▸ **Exercise**
Copy the listing below in full and skip every picture.

....

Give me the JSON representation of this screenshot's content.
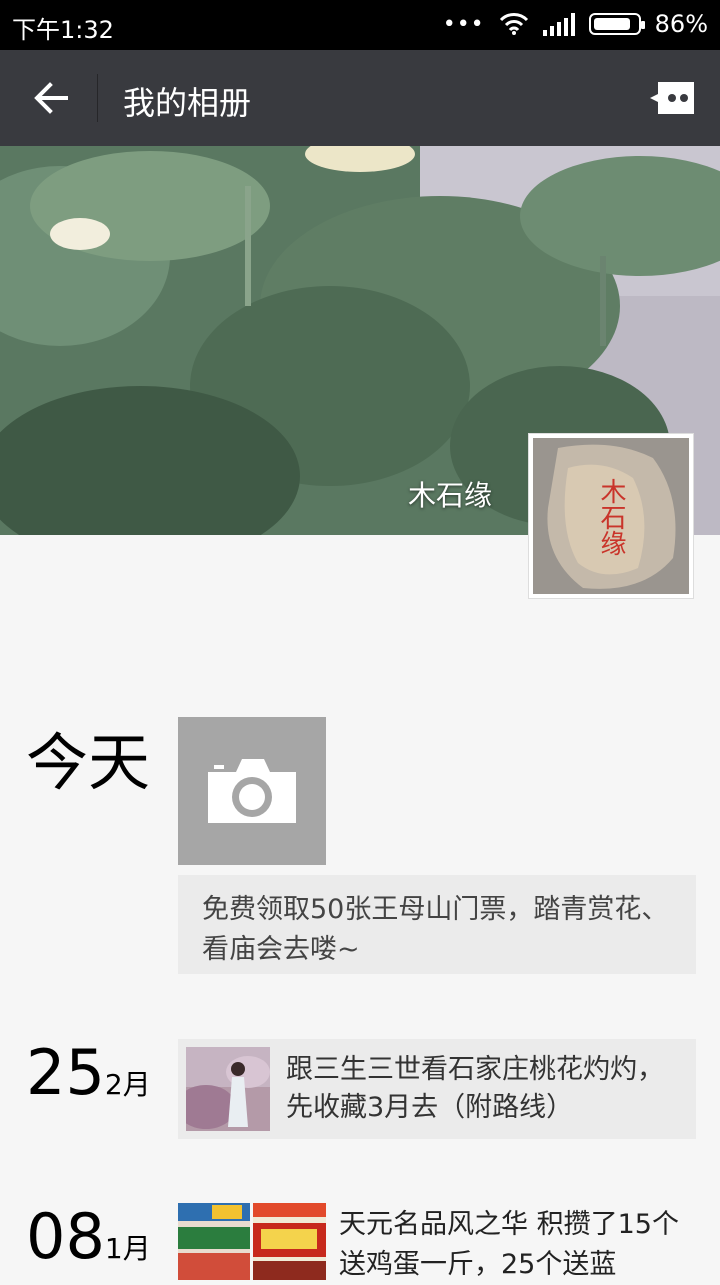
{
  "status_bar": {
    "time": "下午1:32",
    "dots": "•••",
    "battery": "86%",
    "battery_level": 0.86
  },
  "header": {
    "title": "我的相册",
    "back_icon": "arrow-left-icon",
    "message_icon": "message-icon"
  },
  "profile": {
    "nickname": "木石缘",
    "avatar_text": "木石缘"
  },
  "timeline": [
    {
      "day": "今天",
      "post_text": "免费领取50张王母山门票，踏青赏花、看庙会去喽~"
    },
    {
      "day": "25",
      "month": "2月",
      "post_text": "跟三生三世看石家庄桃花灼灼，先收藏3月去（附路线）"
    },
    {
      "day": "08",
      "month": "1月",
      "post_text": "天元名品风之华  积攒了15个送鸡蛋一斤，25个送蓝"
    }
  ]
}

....

▸ **Your solution**
Give me the JSON representation of this screenshot's content.
{
  "status_bar": {
    "time": "下午1:32",
    "dots": "•••",
    "battery": "86%",
    "battery_level": 0.86
  },
  "header": {
    "title": "我的相册",
    "back_icon": "arrow-left-icon",
    "message_icon": "message-icon"
  },
  "profile": {
    "nickname": "木石缘",
    "avatar_text": "木石缘"
  },
  "timeline": [
    {
      "day": "今天",
      "post_text": "免费领取50张王母山门票，踏青赏花、看庙会去喽~"
    },
    {
      "day": "25",
      "month": "2月",
      "post_text": "跟三生三世看石家庄桃花灼灼，先收藏3月去（附路线）"
    },
    {
      "day": "08",
      "month": "1月",
      "post_text": "天元名品风之华  积攒了15个送鸡蛋一斤，25个送蓝"
    }
  ]
}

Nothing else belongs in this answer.